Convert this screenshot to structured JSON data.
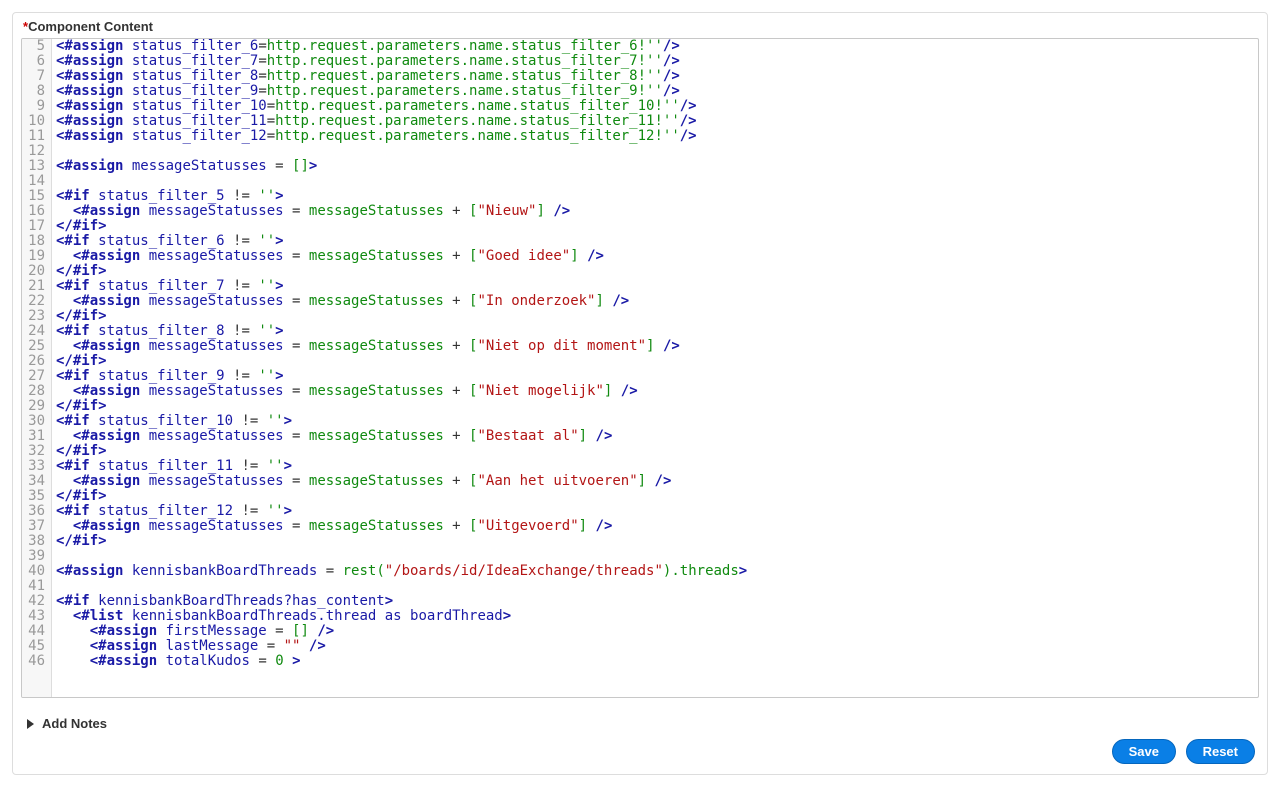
{
  "header": {
    "label": "Component Content",
    "required_marker": "*"
  },
  "add_notes_label": "Add Notes",
  "buttons": {
    "save": "Save",
    "reset": "Reset"
  },
  "editor": {
    "first_line_number": 5,
    "lines": [
      [
        {
          "c": "tag",
          "t": "<#assign"
        },
        {
          "c": "plain",
          "t": " "
        },
        {
          "c": "attr",
          "t": "status_filter_6"
        },
        {
          "c": "eq",
          "t": "="
        },
        {
          "c": "val",
          "t": "http.request.parameters.name.status_filter_6!''"
        },
        {
          "c": "tag",
          "t": "/>"
        }
      ],
      [
        {
          "c": "tag",
          "t": "<#assign"
        },
        {
          "c": "plain",
          "t": " "
        },
        {
          "c": "attr",
          "t": "status_filter_7"
        },
        {
          "c": "eq",
          "t": "="
        },
        {
          "c": "val",
          "t": "http.request.parameters.name.status_filter_7!''"
        },
        {
          "c": "tag",
          "t": "/>"
        }
      ],
      [
        {
          "c": "tag",
          "t": "<#assign"
        },
        {
          "c": "plain",
          "t": " "
        },
        {
          "c": "attr",
          "t": "status_filter_8"
        },
        {
          "c": "eq",
          "t": "="
        },
        {
          "c": "val",
          "t": "http.request.parameters.name.status_filter_8!''"
        },
        {
          "c": "tag",
          "t": "/>"
        }
      ],
      [
        {
          "c": "tag",
          "t": "<#assign"
        },
        {
          "c": "plain",
          "t": " "
        },
        {
          "c": "attr",
          "t": "status_filter_9"
        },
        {
          "c": "eq",
          "t": "="
        },
        {
          "c": "val",
          "t": "http.request.parameters.name.status_filter_9!''"
        },
        {
          "c": "tag",
          "t": "/>"
        }
      ],
      [
        {
          "c": "tag",
          "t": "<#assign"
        },
        {
          "c": "plain",
          "t": " "
        },
        {
          "c": "attr",
          "t": "status_filter_10"
        },
        {
          "c": "eq",
          "t": "="
        },
        {
          "c": "val",
          "t": "http.request.parameters.name.status_filter_10!''"
        },
        {
          "c": "tag",
          "t": "/>"
        }
      ],
      [
        {
          "c": "tag",
          "t": "<#assign"
        },
        {
          "c": "plain",
          "t": " "
        },
        {
          "c": "attr",
          "t": "status_filter_11"
        },
        {
          "c": "eq",
          "t": "="
        },
        {
          "c": "val",
          "t": "http.request.parameters.name.status_filter_11!''"
        },
        {
          "c": "tag",
          "t": "/>"
        }
      ],
      [
        {
          "c": "tag",
          "t": "<#assign"
        },
        {
          "c": "plain",
          "t": " "
        },
        {
          "c": "attr",
          "t": "status_filter_12"
        },
        {
          "c": "eq",
          "t": "="
        },
        {
          "c": "val",
          "t": "http.request.parameters.name.status_filter_12!''"
        },
        {
          "c": "tag",
          "t": "/>"
        }
      ],
      [],
      [
        {
          "c": "tag",
          "t": "<#assign"
        },
        {
          "c": "plain",
          "t": " "
        },
        {
          "c": "attr",
          "t": "messageStatusses"
        },
        {
          "c": "plain",
          "t": " = "
        },
        {
          "c": "val",
          "t": "[]"
        },
        {
          "c": "tag",
          "t": ">"
        }
      ],
      [],
      [
        {
          "c": "tag",
          "t": "<#if"
        },
        {
          "c": "plain",
          "t": " "
        },
        {
          "c": "attr",
          "t": "status_filter_5"
        },
        {
          "c": "plain",
          "t": " != "
        },
        {
          "c": "val",
          "t": "''"
        },
        {
          "c": "tag",
          "t": ">"
        }
      ],
      [
        {
          "c": "plain",
          "t": "  "
        },
        {
          "c": "tag",
          "t": "<#assign"
        },
        {
          "c": "plain",
          "t": " "
        },
        {
          "c": "attr",
          "t": "messageStatusses"
        },
        {
          "c": "plain",
          "t": " = "
        },
        {
          "c": "val",
          "t": "messageStatusses"
        },
        {
          "c": "plain",
          "t": " + "
        },
        {
          "c": "val",
          "t": "["
        },
        {
          "c": "str",
          "t": "\"Nieuw\""
        },
        {
          "c": "val",
          "t": "]"
        },
        {
          "c": "plain",
          "t": " "
        },
        {
          "c": "tag",
          "t": "/>"
        }
      ],
      [
        {
          "c": "tag",
          "t": "</#if>"
        }
      ],
      [
        {
          "c": "tag",
          "t": "<#if"
        },
        {
          "c": "plain",
          "t": " "
        },
        {
          "c": "attr",
          "t": "status_filter_6"
        },
        {
          "c": "plain",
          "t": " != "
        },
        {
          "c": "val",
          "t": "''"
        },
        {
          "c": "tag",
          "t": ">"
        }
      ],
      [
        {
          "c": "plain",
          "t": "  "
        },
        {
          "c": "tag",
          "t": "<#assign"
        },
        {
          "c": "plain",
          "t": " "
        },
        {
          "c": "attr",
          "t": "messageStatusses"
        },
        {
          "c": "plain",
          "t": " = "
        },
        {
          "c": "val",
          "t": "messageStatusses"
        },
        {
          "c": "plain",
          "t": " + "
        },
        {
          "c": "val",
          "t": "["
        },
        {
          "c": "str",
          "t": "\"Goed idee\""
        },
        {
          "c": "val",
          "t": "]"
        },
        {
          "c": "plain",
          "t": " "
        },
        {
          "c": "tag",
          "t": "/>"
        }
      ],
      [
        {
          "c": "tag",
          "t": "</#if>"
        }
      ],
      [
        {
          "c": "tag",
          "t": "<#if"
        },
        {
          "c": "plain",
          "t": " "
        },
        {
          "c": "attr",
          "t": "status_filter_7"
        },
        {
          "c": "plain",
          "t": " != "
        },
        {
          "c": "val",
          "t": "''"
        },
        {
          "c": "tag",
          "t": ">"
        }
      ],
      [
        {
          "c": "plain",
          "t": "  "
        },
        {
          "c": "tag",
          "t": "<#assign"
        },
        {
          "c": "plain",
          "t": " "
        },
        {
          "c": "attr",
          "t": "messageStatusses"
        },
        {
          "c": "plain",
          "t": " = "
        },
        {
          "c": "val",
          "t": "messageStatusses"
        },
        {
          "c": "plain",
          "t": " + "
        },
        {
          "c": "val",
          "t": "["
        },
        {
          "c": "str",
          "t": "\"In onderzoek\""
        },
        {
          "c": "val",
          "t": "]"
        },
        {
          "c": "plain",
          "t": " "
        },
        {
          "c": "tag",
          "t": "/>"
        }
      ],
      [
        {
          "c": "tag",
          "t": "</#if>"
        }
      ],
      [
        {
          "c": "tag",
          "t": "<#if"
        },
        {
          "c": "plain",
          "t": " "
        },
        {
          "c": "attr",
          "t": "status_filter_8"
        },
        {
          "c": "plain",
          "t": " != "
        },
        {
          "c": "val",
          "t": "''"
        },
        {
          "c": "tag",
          "t": ">"
        }
      ],
      [
        {
          "c": "plain",
          "t": "  "
        },
        {
          "c": "tag",
          "t": "<#assign"
        },
        {
          "c": "plain",
          "t": " "
        },
        {
          "c": "attr",
          "t": "messageStatusses"
        },
        {
          "c": "plain",
          "t": " = "
        },
        {
          "c": "val",
          "t": "messageStatusses"
        },
        {
          "c": "plain",
          "t": " + "
        },
        {
          "c": "val",
          "t": "["
        },
        {
          "c": "str",
          "t": "\"Niet op dit moment\""
        },
        {
          "c": "val",
          "t": "]"
        },
        {
          "c": "plain",
          "t": " "
        },
        {
          "c": "tag",
          "t": "/>"
        }
      ],
      [
        {
          "c": "tag",
          "t": "</#if>"
        }
      ],
      [
        {
          "c": "tag",
          "t": "<#if"
        },
        {
          "c": "plain",
          "t": " "
        },
        {
          "c": "attr",
          "t": "status_filter_9"
        },
        {
          "c": "plain",
          "t": " != "
        },
        {
          "c": "val",
          "t": "''"
        },
        {
          "c": "tag",
          "t": ">"
        }
      ],
      [
        {
          "c": "plain",
          "t": "  "
        },
        {
          "c": "tag",
          "t": "<#assign"
        },
        {
          "c": "plain",
          "t": " "
        },
        {
          "c": "attr",
          "t": "messageStatusses"
        },
        {
          "c": "plain",
          "t": " = "
        },
        {
          "c": "val",
          "t": "messageStatusses"
        },
        {
          "c": "plain",
          "t": " + "
        },
        {
          "c": "val",
          "t": "["
        },
        {
          "c": "str",
          "t": "\"Niet mogelijk\""
        },
        {
          "c": "val",
          "t": "]"
        },
        {
          "c": "plain",
          "t": " "
        },
        {
          "c": "tag",
          "t": "/>"
        }
      ],
      [
        {
          "c": "tag",
          "t": "</#if>"
        }
      ],
      [
        {
          "c": "tag",
          "t": "<#if"
        },
        {
          "c": "plain",
          "t": " "
        },
        {
          "c": "attr",
          "t": "status_filter_10"
        },
        {
          "c": "plain",
          "t": " != "
        },
        {
          "c": "val",
          "t": "''"
        },
        {
          "c": "tag",
          "t": ">"
        }
      ],
      [
        {
          "c": "plain",
          "t": "  "
        },
        {
          "c": "tag",
          "t": "<#assign"
        },
        {
          "c": "plain",
          "t": " "
        },
        {
          "c": "attr",
          "t": "messageStatusses"
        },
        {
          "c": "plain",
          "t": " = "
        },
        {
          "c": "val",
          "t": "messageStatusses"
        },
        {
          "c": "plain",
          "t": " + "
        },
        {
          "c": "val",
          "t": "["
        },
        {
          "c": "str",
          "t": "\"Bestaat al\""
        },
        {
          "c": "val",
          "t": "]"
        },
        {
          "c": "plain",
          "t": " "
        },
        {
          "c": "tag",
          "t": "/>"
        }
      ],
      [
        {
          "c": "tag",
          "t": "</#if>"
        }
      ],
      [
        {
          "c": "tag",
          "t": "<#if"
        },
        {
          "c": "plain",
          "t": " "
        },
        {
          "c": "attr",
          "t": "status_filter_11"
        },
        {
          "c": "plain",
          "t": " != "
        },
        {
          "c": "val",
          "t": "''"
        },
        {
          "c": "tag",
          "t": ">"
        }
      ],
      [
        {
          "c": "plain",
          "t": "  "
        },
        {
          "c": "tag",
          "t": "<#assign"
        },
        {
          "c": "plain",
          "t": " "
        },
        {
          "c": "attr",
          "t": "messageStatusses"
        },
        {
          "c": "plain",
          "t": " = "
        },
        {
          "c": "val",
          "t": "messageStatusses"
        },
        {
          "c": "plain",
          "t": " + "
        },
        {
          "c": "val",
          "t": "["
        },
        {
          "c": "str",
          "t": "\"Aan het uitvoeren\""
        },
        {
          "c": "val",
          "t": "]"
        },
        {
          "c": "plain",
          "t": " "
        },
        {
          "c": "tag",
          "t": "/>"
        }
      ],
      [
        {
          "c": "tag",
          "t": "</#if>"
        }
      ],
      [
        {
          "c": "tag",
          "t": "<#if"
        },
        {
          "c": "plain",
          "t": " "
        },
        {
          "c": "attr",
          "t": "status_filter_12"
        },
        {
          "c": "plain",
          "t": " != "
        },
        {
          "c": "val",
          "t": "''"
        },
        {
          "c": "tag",
          "t": ">"
        }
      ],
      [
        {
          "c": "plain",
          "t": "  "
        },
        {
          "c": "tag",
          "t": "<#assign"
        },
        {
          "c": "plain",
          "t": " "
        },
        {
          "c": "attr",
          "t": "messageStatusses"
        },
        {
          "c": "plain",
          "t": " = "
        },
        {
          "c": "val",
          "t": "messageStatusses"
        },
        {
          "c": "plain",
          "t": " + "
        },
        {
          "c": "val",
          "t": "["
        },
        {
          "c": "str",
          "t": "\"Uitgevoerd\""
        },
        {
          "c": "val",
          "t": "]"
        },
        {
          "c": "plain",
          "t": " "
        },
        {
          "c": "tag",
          "t": "/>"
        }
      ],
      [
        {
          "c": "tag",
          "t": "</#if>"
        }
      ],
      [],
      [
        {
          "c": "tag",
          "t": "<#assign"
        },
        {
          "c": "plain",
          "t": " "
        },
        {
          "c": "attr",
          "t": "kennisbankBoardThreads"
        },
        {
          "c": "plain",
          "t": " = "
        },
        {
          "c": "val",
          "t": "rest("
        },
        {
          "c": "str",
          "t": "\"/boards/id/IdeaExchange/threads\""
        },
        {
          "c": "val",
          "t": ").threads"
        },
        {
          "c": "tag",
          "t": ">"
        }
      ],
      [],
      [
        {
          "c": "tag",
          "t": "<#if"
        },
        {
          "c": "plain",
          "t": " "
        },
        {
          "c": "attr",
          "t": "kennisbankBoardThreads?has_content"
        },
        {
          "c": "tag",
          "t": ">"
        }
      ],
      [
        {
          "c": "plain",
          "t": "  "
        },
        {
          "c": "tag",
          "t": "<#list"
        },
        {
          "c": "plain",
          "t": " "
        },
        {
          "c": "attr",
          "t": "kennisbankBoardThreads.thread as boardThread"
        },
        {
          "c": "tag",
          "t": ">"
        }
      ],
      [
        {
          "c": "plain",
          "t": "    "
        },
        {
          "c": "tag",
          "t": "<#assign"
        },
        {
          "c": "plain",
          "t": " "
        },
        {
          "c": "attr",
          "t": "firstMessage"
        },
        {
          "c": "plain",
          "t": " = "
        },
        {
          "c": "val",
          "t": "[]"
        },
        {
          "c": "plain",
          "t": " "
        },
        {
          "c": "tag",
          "t": "/>"
        }
      ],
      [
        {
          "c": "plain",
          "t": "    "
        },
        {
          "c": "tag",
          "t": "<#assign"
        },
        {
          "c": "plain",
          "t": " "
        },
        {
          "c": "attr",
          "t": "lastMessage"
        },
        {
          "c": "plain",
          "t": " = "
        },
        {
          "c": "str",
          "t": "\"\""
        },
        {
          "c": "plain",
          "t": " "
        },
        {
          "c": "tag",
          "t": "/>"
        }
      ],
      [
        {
          "c": "plain",
          "t": "    "
        },
        {
          "c": "tag",
          "t": "<#assign"
        },
        {
          "c": "plain",
          "t": " "
        },
        {
          "c": "attr",
          "t": "totalKudos"
        },
        {
          "c": "plain",
          "t": " = "
        },
        {
          "c": "val",
          "t": "0"
        },
        {
          "c": "plain",
          "t": " "
        },
        {
          "c": "tag",
          "t": ">"
        }
      ]
    ]
  }
}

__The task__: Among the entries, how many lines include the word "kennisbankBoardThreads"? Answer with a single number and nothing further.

__Response to the exercise__: 3